__Exercise prompt__. Going through the records that follow, please count the lines with "owing" in them and give only the count.

*** Supplied entries Section Begins ***

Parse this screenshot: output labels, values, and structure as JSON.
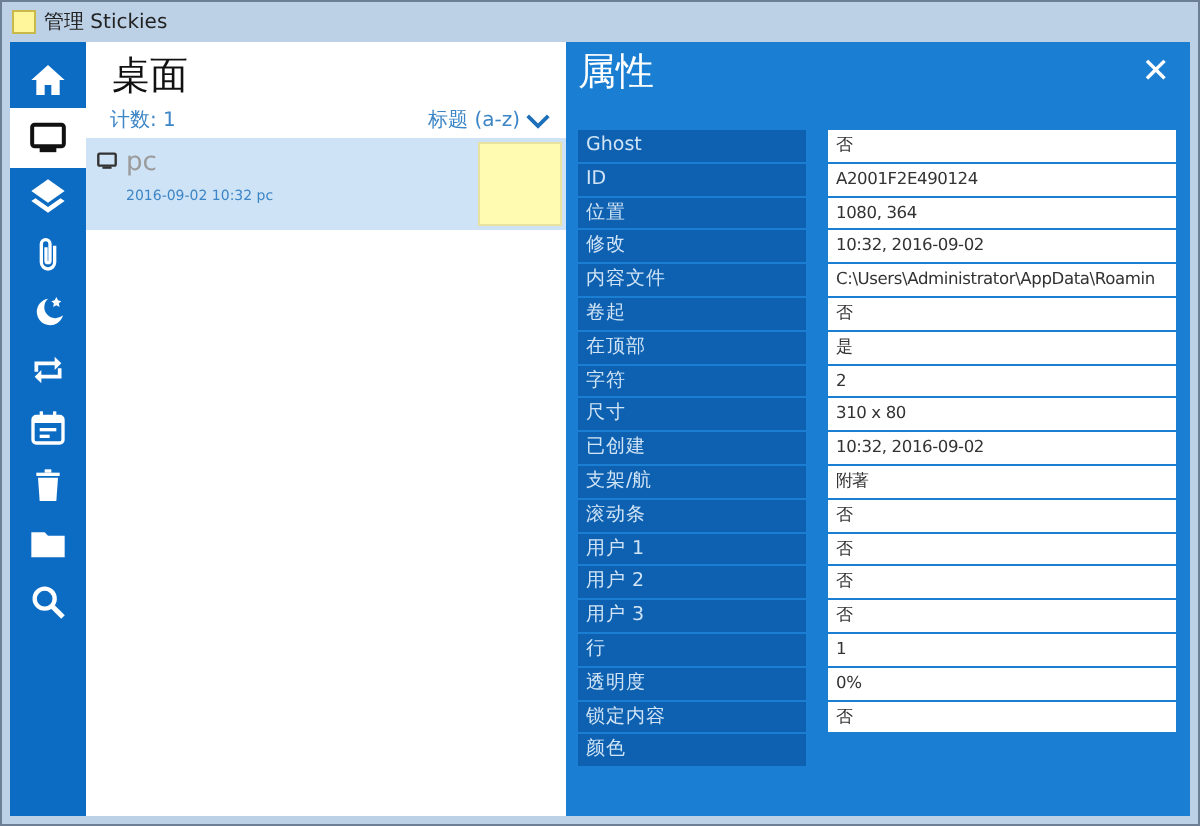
{
  "window": {
    "title": "管理 Stickies"
  },
  "sidebar": {
    "items": [
      {
        "kind": "home",
        "selected": false
      },
      {
        "kind": "desktop",
        "selected": true
      },
      {
        "kind": "layers",
        "selected": false
      },
      {
        "kind": "clip",
        "selected": false
      },
      {
        "kind": "moon",
        "selected": false
      },
      {
        "kind": "repeat",
        "selected": false
      },
      {
        "kind": "calendar",
        "selected": false
      },
      {
        "kind": "trash",
        "selected": false
      },
      {
        "kind": "folder",
        "selected": false
      },
      {
        "kind": "search",
        "selected": false
      }
    ]
  },
  "list": {
    "title": "桌面",
    "count": "计数: 1",
    "sort": "标题 (a-z)",
    "notes": [
      {
        "title": "pc",
        "meta": "2016-09-02 10:32 pc",
        "selected": true
      }
    ]
  },
  "properties": {
    "title": "属性",
    "close": "✕",
    "rows": [
      {
        "label": "Ghost",
        "value": "否"
      },
      {
        "label": "ID",
        "value": "A2001F2E490124"
      },
      {
        "label": "位置",
        "value": "1080, 364"
      },
      {
        "label": "修改",
        "value": "10:32, 2016-09-02"
      },
      {
        "label": "内容文件",
        "value": "C:\\Users\\Administrator\\AppData\\Roamin"
      },
      {
        "label": "卷起",
        "value": "否"
      },
      {
        "label": "在顶部",
        "value": "是"
      },
      {
        "label": "字符",
        "value": "2"
      },
      {
        "label": "尺寸",
        "value": "310 x 80"
      },
      {
        "label": "已创建",
        "value": "10:32, 2016-09-02"
      },
      {
        "label": "支架/航",
        "value": "附著"
      },
      {
        "label": "滚动条",
        "value": "否"
      },
      {
        "label": "用户 1",
        "value": "否"
      },
      {
        "label": "用户 2",
        "value": "否"
      },
      {
        "label": "用户 3",
        "value": "否"
      },
      {
        "label": "行",
        "value": "1"
      },
      {
        "label": "透明度",
        "value": "0%"
      },
      {
        "label": "锁定内容",
        "value": "否"
      },
      {
        "label": "颜色"
      }
    ]
  }
}
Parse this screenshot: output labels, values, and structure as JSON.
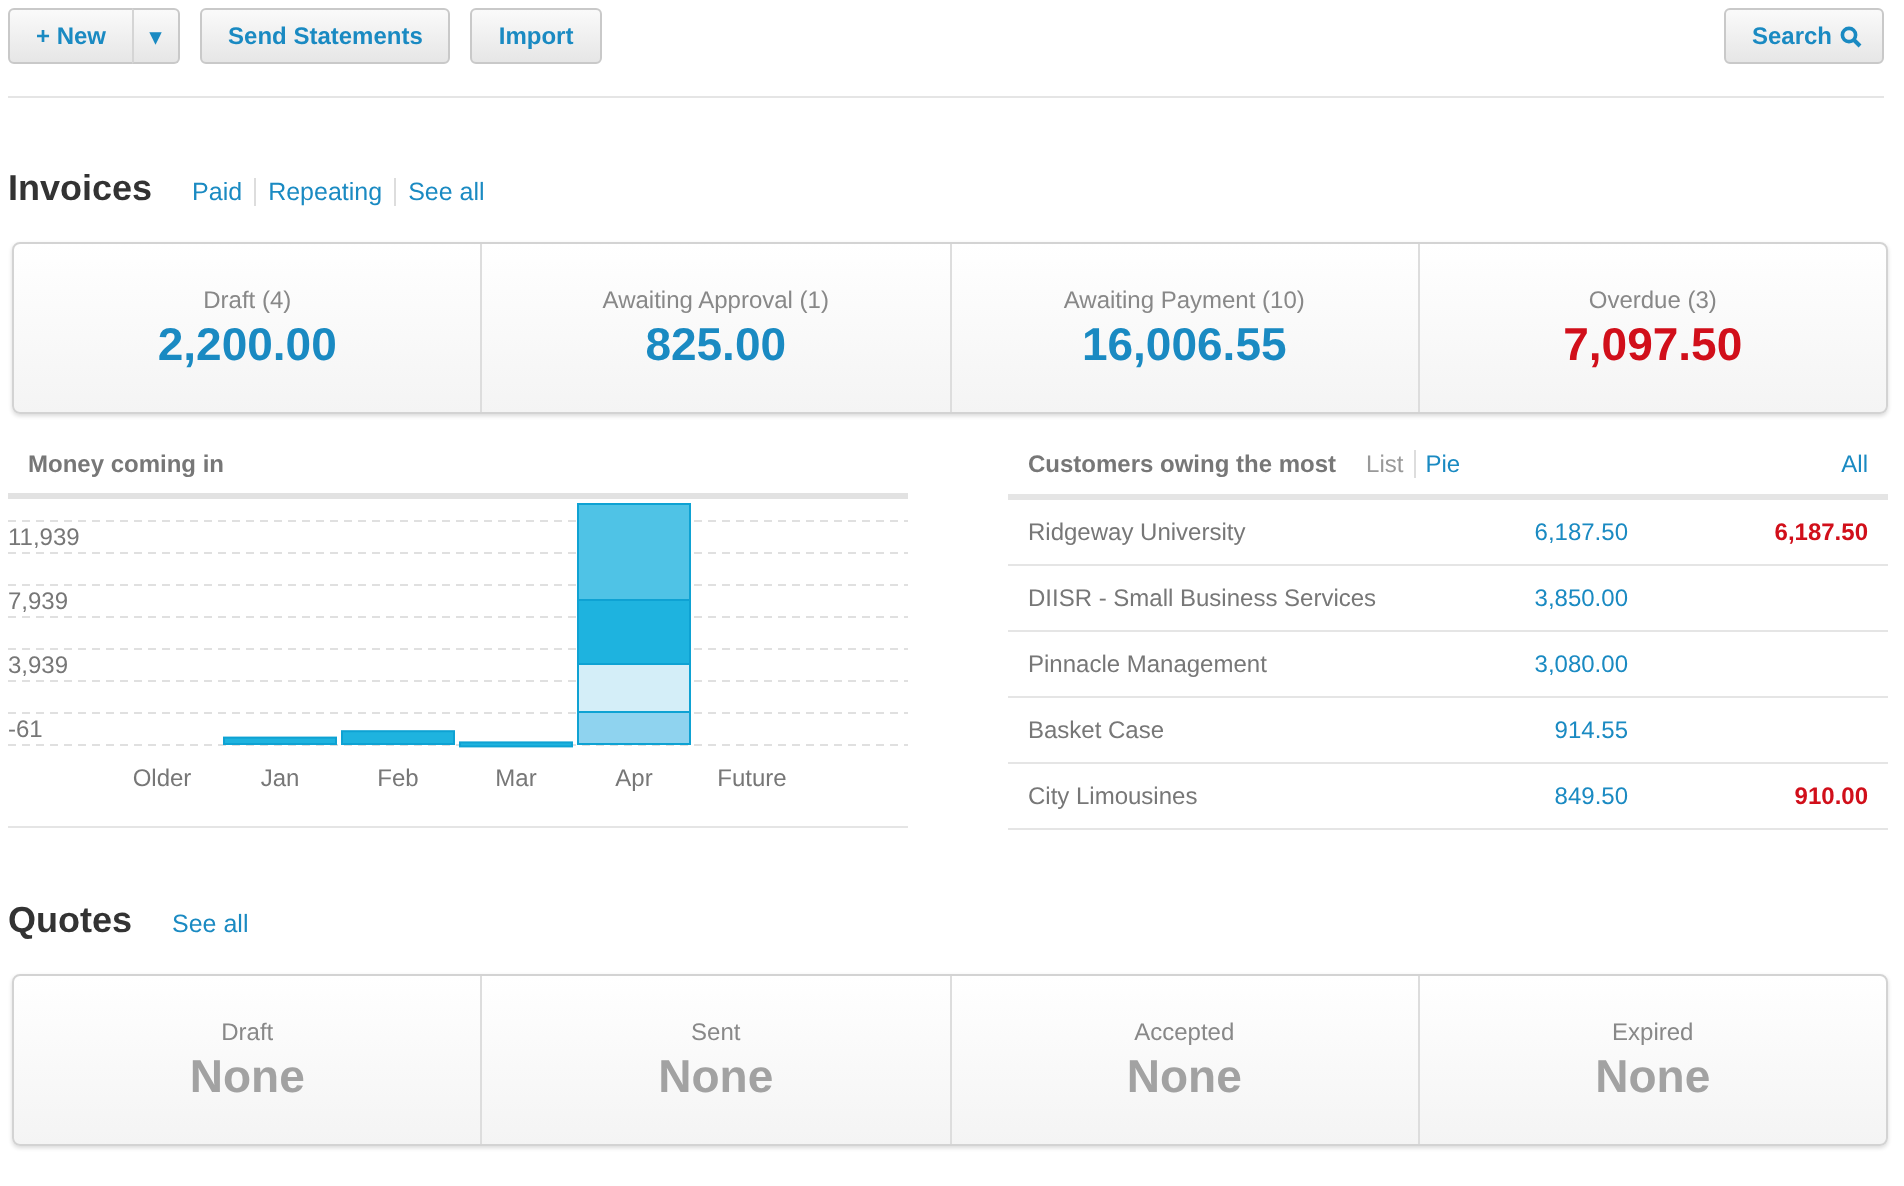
{
  "toolbar": {
    "new_button": "+ New",
    "dropdown_icon": "▾",
    "buttons": [
      "Send Statements",
      "Import"
    ],
    "search_button": "Search"
  },
  "invoices": {
    "title": "Invoices",
    "links": [
      "Paid",
      "Repeating",
      "See all"
    ],
    "summary": [
      {
        "label": "Draft (4)",
        "value": "2,200.00",
        "kind": "normal"
      },
      {
        "label": "Awaiting Approval (1)",
        "value": "825.00",
        "kind": "normal"
      },
      {
        "label": "Awaiting Payment (10)",
        "value": "16,006.55",
        "kind": "normal"
      },
      {
        "label": "Overdue (3)",
        "value": "7,097.50",
        "kind": "overdue"
      }
    ]
  },
  "money_coming_in": {
    "title": "Money coming in",
    "chart_data": {
      "type": "bar",
      "stacked": true,
      "categories": [
        "Older",
        "Jan",
        "Feb",
        "Mar",
        "Apr",
        "Future"
      ],
      "series": [
        {
          "color": "#1eb3df",
          "values": [
            null,
            400,
            800,
            100,
            null,
            null
          ]
        },
        {
          "color": "#8fd3ef",
          "values": [
            null,
            null,
            null,
            null,
            2000,
            null
          ]
        },
        {
          "color": "#d4eef8",
          "values": [
            null,
            null,
            null,
            null,
            3000,
            null
          ]
        },
        {
          "color": "#1eb3df",
          "values": [
            null,
            null,
            null,
            null,
            4000,
            null
          ]
        },
        {
          "color": "#4fc3e6",
          "values": [
            null,
            null,
            null,
            null,
            6000,
            null
          ]
        }
      ],
      "grid": true,
      "ylim": [
        -61,
        15439
      ],
      "yticks": [
        {
          "value": -61,
          "label": "-61"
        },
        {
          "value": 3939,
          "label": "3,939"
        },
        {
          "value": 7939,
          "label": "7,939"
        },
        {
          "value": 11939,
          "label": "11,939"
        }
      ]
    }
  },
  "customers": {
    "title": "Customers owing the most",
    "views": [
      {
        "label": "List",
        "selected": true
      },
      {
        "label": "Pie",
        "selected": false
      }
    ],
    "all_link": "All",
    "rows": [
      {
        "name": "Ridgeway University",
        "owing": "6,187.50",
        "overdue": "6,187.50"
      },
      {
        "name": "DIISR - Small Business Services",
        "owing": "3,850.00"
      },
      {
        "name": "Pinnacle Management",
        "owing": "3,080.00"
      },
      {
        "name": "Basket Case",
        "owing": "914.55"
      },
      {
        "name": "City Limousines",
        "owing": "849.50",
        "overdue": "910.00"
      }
    ]
  },
  "quotes": {
    "title": "Quotes",
    "links": [
      "See all"
    ],
    "summary": [
      {
        "label": "Draft",
        "value": "None"
      },
      {
        "label": "Sent",
        "value": "None"
      },
      {
        "label": "Accepted",
        "value": "None"
      },
      {
        "label": "Expired",
        "value": "None"
      }
    ]
  }
}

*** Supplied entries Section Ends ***

__Reply__. 6